Comments and Expectations: The rules above may seem rather harsh and arbitrary, but they are essential to maintaining the integrity of the course. There is a painful story behind every one of them. Although most of you will never come up against any of the rules, there are a handful of students each semester that just cannot seem to avoid them. These rules are primarily to prevent these students from obtaining an unfair advantage over the others in the class. If these rules are going to cramp your style, then this class is probably not for you. You control the pace of the course by asking questions in class. This means that if you don't understand something, it is your responsibility to ask questions. Attending class and the homework session gives you an opportunity to ask questions. We are here to help you as much as possible and to succeed in the course, but we need your questions to know what you don't understand. Physics 2130 covers some of the most fundamental and beautiful physics and the applications of the key ideas of quantum mechanics to real world applications. Your reward for the hard work and effort will be learning important and elegant material that you may likely encounter in your future career as scientist or engineer. Please turn off all phones when entering the class. It is perfectly OK to interrupt the lecture by yelling 'Question!', questions are always good!

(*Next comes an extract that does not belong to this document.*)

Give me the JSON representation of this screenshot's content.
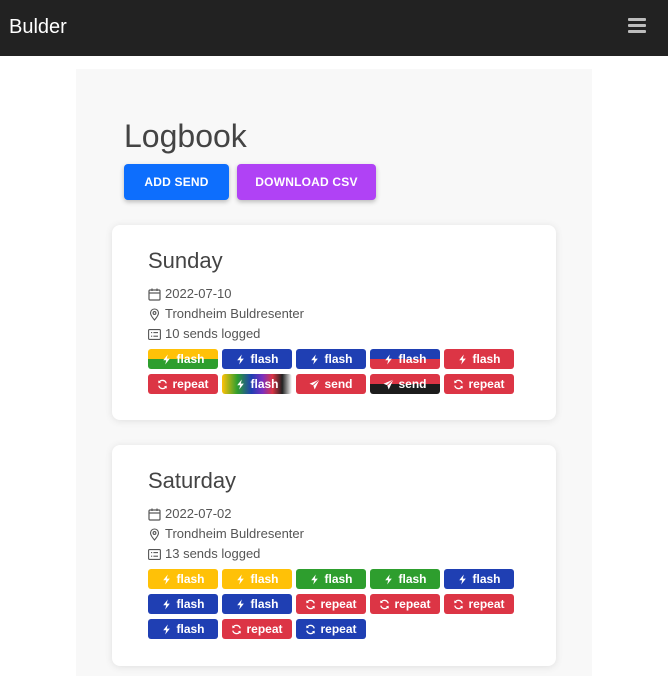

We encourage collaboration in this course, an essential skill in all professions. Social interactions are critical to scientists' success - most good ideas grow out of discussions with colleagues. As you study together, help your partners get over confusions, ask each other questions, constructively critique ideas. You learn the most from teaching others! Remember that this is about learning, not about passing a class - for all assignments, the work you turn in must be your own: in your own words, reflecting your own understanding.